Since starting out with the ICECReam, we’ve often been asked how we define ‘Early Career Researcher’. This reached a kind of peak for me personally when I was informed (with that uniquely Dutch form of ‘directness’) that I am surely too old to be involved in something for junior researchers. My wounded feelings aside, the answer has always been that we don’t (define it). If you consider yourself an early career researcher (ECR) and/or you think you can get something worthwhile from the ICECReam then you’re more than welcome to read, write, post, ask or be involved.
Which is not to say, however, that others haven’t tried to define what it means to be an ECR. Indeed this was the very topic of an article I found just recently while busy avoiding whatever it was I was really supposed to be doing. I don’t think the paper provides much in the way advice for early career researchers but it does illustrate that we are not alone in this world and makes a few interesting points.
The study1 was apparently commissioned by the Australian Research Council, so some of it is a bit specific to the Australian system, but other countries encounter similar issues and I would think most of it generalises pretty well.

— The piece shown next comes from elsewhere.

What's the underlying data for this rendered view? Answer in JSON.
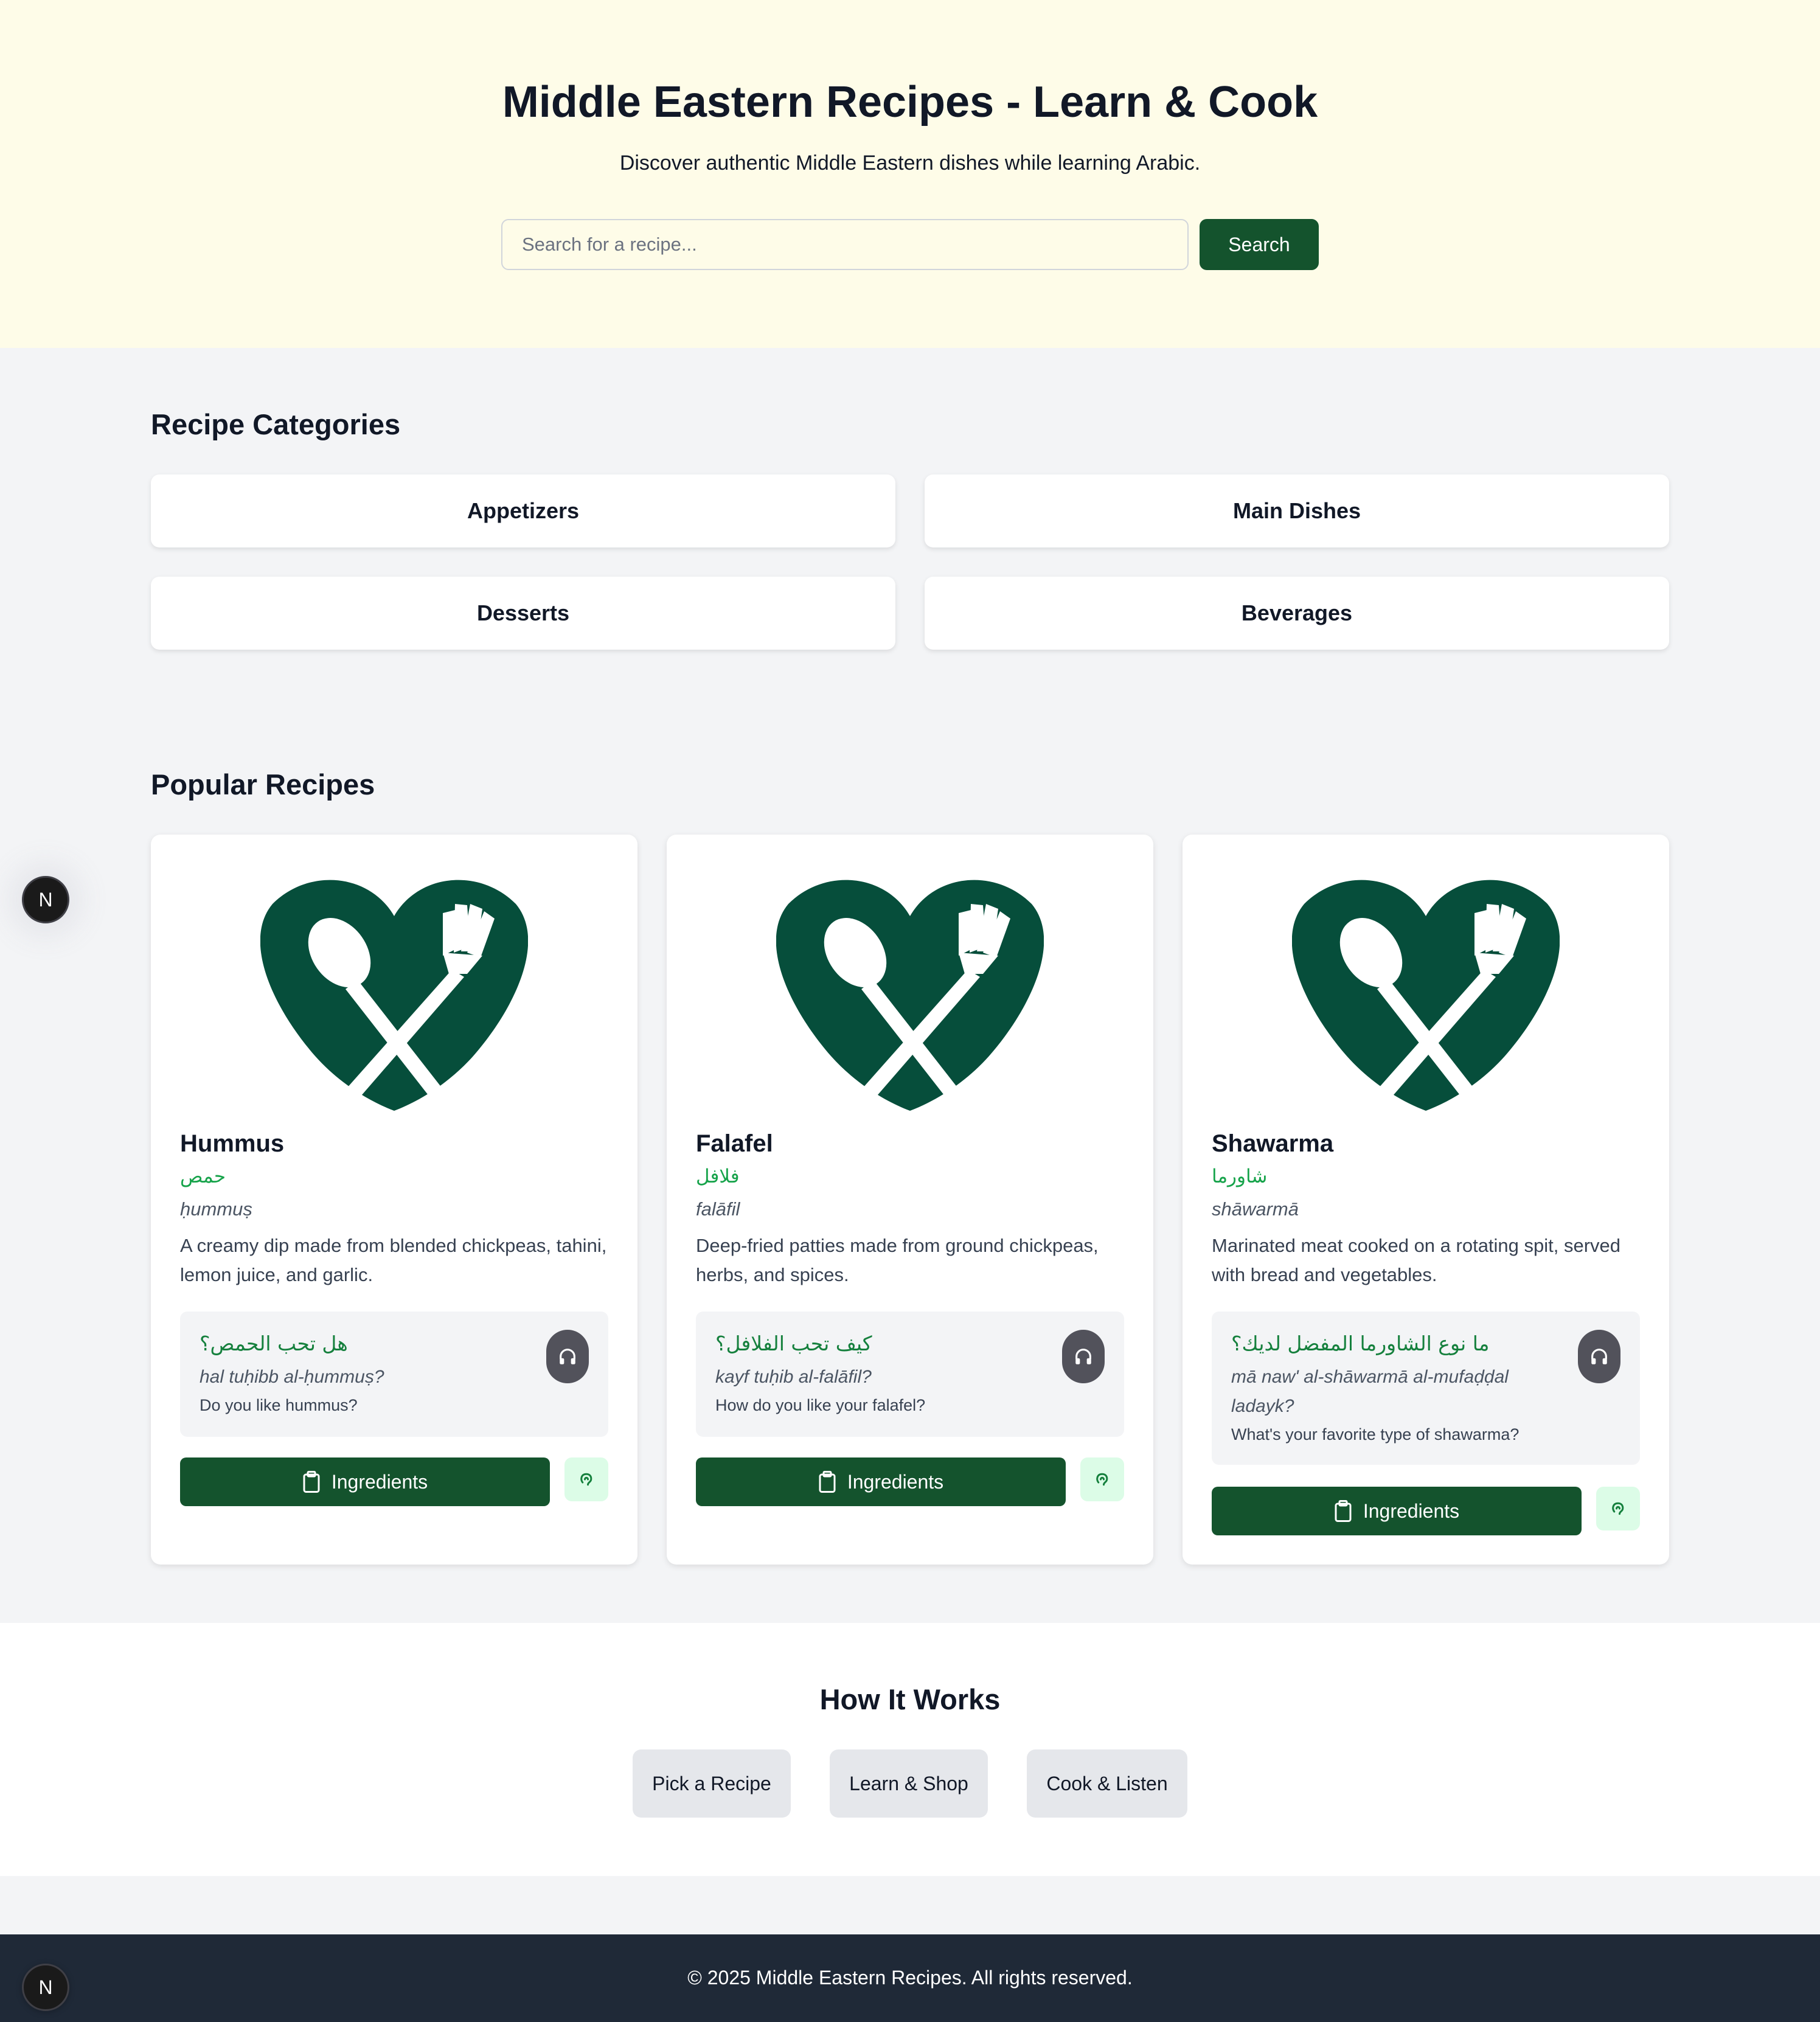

The paper outlines ‘the problem of early career researchers’, particularly with respect to securing the funding necessary to advance a research career. This is nicely illustrated by the list of factors that predict grant success, i.e. publication output, academic status, age, previous grants, sponsoring institution. The upshot is that the money is much more likely to go to an old man with a long title whose 400 publications and $25,000,000 in funding has baked his arse onto a comfy chair at the University than it is to you or me.
The paper goes on to describe milestones in a research career right up to the level of established researcher. I won’t go through them all but just pick out a couple of points. The first stage is completion of the initial training period, involving attainment of PhD +/- a postdoctoral period. Importantly the author emphasises two critical features here; 1) mastery of fundamental research skills, and 2) substantive content knowledge. Both are indispensable and require specific focus in order to progress in research. This training period is also important in the initial development of networks and establishment of good scholarly habits.
Following research training, the paper describes some of the hurdles in the way of attaining a suitable research position in an environment of widespread academic budget cuts. These include overcoming problems with short-term contracts, managing teaching and administration load, jobs not directly related to your particular research interest and general lack of job security. It all sounds pretty gloomy but we should note the relatively optimistic outlook in the health care and social science fields – apparently the situation is worse if you’re a physicist or an historian.
The author contends that establishment of a track record sufficient to be competitive in a national granting scheme typically takes at least 5 years – that’s after PhD completion. The difficulty obviously being finding a job that allows you to concentrate on research (that you’re interested in) without other significant responsibilities. If/when such a position is secured important factors are establishment of a track record (research output) and grantmanship (knowledge about what is available and how to write a compelling application). Both these factors rely heavily on surrounding yourself with experienced, knowledgeable and generous mentors. Also of importance is personal motivation. Sometimes you might be lucky enough to be included on a grant with a senior colleague or be asked to work with them on a project, more likely though you need to be the one doing the asking. Others might help at times but ultimately your career matters much less to anyone else than it does to you yourself.
Finally there is a quote used to describe those who’ve ‘made it’ in research; “the research career requires perseverance and resilience in the face of failure” and it seems to me that this might be a good thing to get used to early on. Grant and fellowship success rates (in Australia anyway) seem to hover somewhere near the 20% mark; add that to rejections from journal editors, rejections from reviewers, rejections from study subjects and probably rejection from cute girls/guys in bars and getting by is going to require a thick skin. No better time than now to practice shrugging off the setbacks and getting on with whatever’s next on the agenda.
1 Bazeley P. Defining ‘early career’ in research. Higher Education 45: 257–279, 2003.